I just arrived this morning to work in one of my favorite European cities. The day dawned cold and wet and thick and gray - not unusual for March. Soon enough the clouds began to roll away leaving the sky above the Paris Opera House washed in a mother-of-pearl decadence; beautiful - put fleeting - the rain has returned. Below my window cars and people slosh about, bundled in jackets and scarves and surely wondering when spring will come. All this, and I haven't even left the room yet. Not a bad view for a working stiff.
The opulent Opéra de Paris Garnier was designed by Charles Garnier for Emperor Napoleon III. It is the most important symbol of the 19th century Second Empire baroque style.

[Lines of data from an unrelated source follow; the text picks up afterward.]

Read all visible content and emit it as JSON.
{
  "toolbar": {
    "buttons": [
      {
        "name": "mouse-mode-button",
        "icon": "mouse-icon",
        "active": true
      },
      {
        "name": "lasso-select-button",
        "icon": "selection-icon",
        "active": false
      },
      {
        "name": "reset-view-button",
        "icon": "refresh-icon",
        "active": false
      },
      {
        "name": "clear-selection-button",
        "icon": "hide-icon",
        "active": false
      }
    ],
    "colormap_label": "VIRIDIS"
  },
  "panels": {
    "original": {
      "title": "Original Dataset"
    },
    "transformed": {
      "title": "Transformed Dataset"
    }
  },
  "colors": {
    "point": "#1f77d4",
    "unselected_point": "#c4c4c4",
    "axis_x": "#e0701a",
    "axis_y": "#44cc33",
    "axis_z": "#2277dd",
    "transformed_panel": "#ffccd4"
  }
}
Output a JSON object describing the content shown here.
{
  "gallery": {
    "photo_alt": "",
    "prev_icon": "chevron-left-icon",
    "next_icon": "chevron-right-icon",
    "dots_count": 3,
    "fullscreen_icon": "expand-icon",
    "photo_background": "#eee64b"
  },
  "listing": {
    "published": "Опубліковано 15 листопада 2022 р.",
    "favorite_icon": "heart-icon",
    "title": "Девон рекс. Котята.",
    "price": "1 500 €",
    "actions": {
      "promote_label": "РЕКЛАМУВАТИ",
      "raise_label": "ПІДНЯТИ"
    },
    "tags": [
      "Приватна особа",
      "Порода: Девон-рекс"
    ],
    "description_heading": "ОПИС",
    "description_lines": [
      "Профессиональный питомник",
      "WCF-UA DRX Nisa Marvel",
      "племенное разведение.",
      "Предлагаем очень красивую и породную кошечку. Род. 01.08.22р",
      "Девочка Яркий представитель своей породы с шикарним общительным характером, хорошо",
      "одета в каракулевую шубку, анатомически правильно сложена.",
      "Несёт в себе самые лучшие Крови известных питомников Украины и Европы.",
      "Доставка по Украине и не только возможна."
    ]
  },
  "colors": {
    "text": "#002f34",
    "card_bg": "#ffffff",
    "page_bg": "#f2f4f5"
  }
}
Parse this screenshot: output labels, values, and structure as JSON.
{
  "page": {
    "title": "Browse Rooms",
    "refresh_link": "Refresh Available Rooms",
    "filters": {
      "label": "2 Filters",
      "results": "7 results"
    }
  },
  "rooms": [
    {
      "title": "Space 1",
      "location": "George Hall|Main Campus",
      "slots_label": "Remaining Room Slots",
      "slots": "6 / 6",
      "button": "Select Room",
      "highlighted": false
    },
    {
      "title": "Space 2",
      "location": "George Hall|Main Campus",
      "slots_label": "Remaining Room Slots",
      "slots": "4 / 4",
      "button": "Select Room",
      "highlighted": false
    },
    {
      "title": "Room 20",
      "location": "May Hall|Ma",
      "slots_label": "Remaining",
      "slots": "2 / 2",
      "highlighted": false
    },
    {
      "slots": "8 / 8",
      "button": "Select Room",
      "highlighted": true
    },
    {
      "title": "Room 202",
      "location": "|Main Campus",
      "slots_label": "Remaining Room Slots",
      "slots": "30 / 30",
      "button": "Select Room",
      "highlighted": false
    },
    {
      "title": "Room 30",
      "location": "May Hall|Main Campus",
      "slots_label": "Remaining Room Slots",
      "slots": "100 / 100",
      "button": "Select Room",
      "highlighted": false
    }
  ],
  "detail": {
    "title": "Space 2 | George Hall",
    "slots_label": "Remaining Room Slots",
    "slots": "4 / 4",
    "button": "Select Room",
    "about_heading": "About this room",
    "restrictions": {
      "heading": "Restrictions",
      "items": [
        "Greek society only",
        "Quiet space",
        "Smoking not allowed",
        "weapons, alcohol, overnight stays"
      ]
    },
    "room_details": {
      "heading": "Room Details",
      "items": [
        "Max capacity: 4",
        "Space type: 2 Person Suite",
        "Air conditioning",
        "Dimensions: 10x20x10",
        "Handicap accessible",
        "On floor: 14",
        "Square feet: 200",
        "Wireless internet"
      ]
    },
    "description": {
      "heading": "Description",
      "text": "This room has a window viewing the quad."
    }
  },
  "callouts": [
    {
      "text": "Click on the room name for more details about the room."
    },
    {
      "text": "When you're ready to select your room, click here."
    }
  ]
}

Construction of the opera building started in 1862, but it wasn't completed until 1875, partly because an underground lake was discovered during construction. The small lake still exists under the opera building. It was the hiding place of the 'Phantom of the Opera' in Paul Leroux's famous play.